_Source material:_
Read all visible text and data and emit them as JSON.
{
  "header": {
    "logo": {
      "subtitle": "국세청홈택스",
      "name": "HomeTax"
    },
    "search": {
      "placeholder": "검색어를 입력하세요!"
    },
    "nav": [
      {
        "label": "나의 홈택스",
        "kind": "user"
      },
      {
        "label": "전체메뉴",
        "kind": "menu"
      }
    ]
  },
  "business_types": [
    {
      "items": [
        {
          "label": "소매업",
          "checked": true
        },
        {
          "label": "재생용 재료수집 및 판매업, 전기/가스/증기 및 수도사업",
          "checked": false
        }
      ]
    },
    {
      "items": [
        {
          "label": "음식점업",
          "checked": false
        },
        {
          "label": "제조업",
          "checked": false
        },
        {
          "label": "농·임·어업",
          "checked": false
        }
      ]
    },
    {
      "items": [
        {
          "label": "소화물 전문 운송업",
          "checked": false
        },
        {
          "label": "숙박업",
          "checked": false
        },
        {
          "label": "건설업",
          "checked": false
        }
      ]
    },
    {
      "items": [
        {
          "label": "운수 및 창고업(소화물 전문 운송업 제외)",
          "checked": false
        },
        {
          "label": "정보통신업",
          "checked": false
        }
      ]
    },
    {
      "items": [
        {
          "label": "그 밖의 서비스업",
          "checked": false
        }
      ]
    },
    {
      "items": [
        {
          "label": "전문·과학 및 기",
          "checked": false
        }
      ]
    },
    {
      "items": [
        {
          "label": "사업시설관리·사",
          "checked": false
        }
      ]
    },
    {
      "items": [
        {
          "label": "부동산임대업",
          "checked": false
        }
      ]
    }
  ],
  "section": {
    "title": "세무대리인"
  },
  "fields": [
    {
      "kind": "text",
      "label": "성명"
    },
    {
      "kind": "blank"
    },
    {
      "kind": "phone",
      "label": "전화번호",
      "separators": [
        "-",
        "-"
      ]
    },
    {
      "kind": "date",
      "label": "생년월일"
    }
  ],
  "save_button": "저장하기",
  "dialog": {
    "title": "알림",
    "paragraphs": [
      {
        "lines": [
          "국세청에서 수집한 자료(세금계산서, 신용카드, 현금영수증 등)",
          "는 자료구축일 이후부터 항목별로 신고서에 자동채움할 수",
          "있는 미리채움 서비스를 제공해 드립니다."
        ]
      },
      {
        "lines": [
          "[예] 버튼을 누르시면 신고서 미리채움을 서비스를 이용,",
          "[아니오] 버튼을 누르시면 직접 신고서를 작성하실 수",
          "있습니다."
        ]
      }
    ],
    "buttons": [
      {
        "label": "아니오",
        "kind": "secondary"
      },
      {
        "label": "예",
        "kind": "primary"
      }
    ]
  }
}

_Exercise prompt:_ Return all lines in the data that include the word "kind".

_Reply:_
        "kind": "user"
        "kind": "menu"
      "kind": "text",
      "kind": "blank"
      "kind": "phone",
      "kind": "date",
        "kind": "secondary"
        "kind": "primary"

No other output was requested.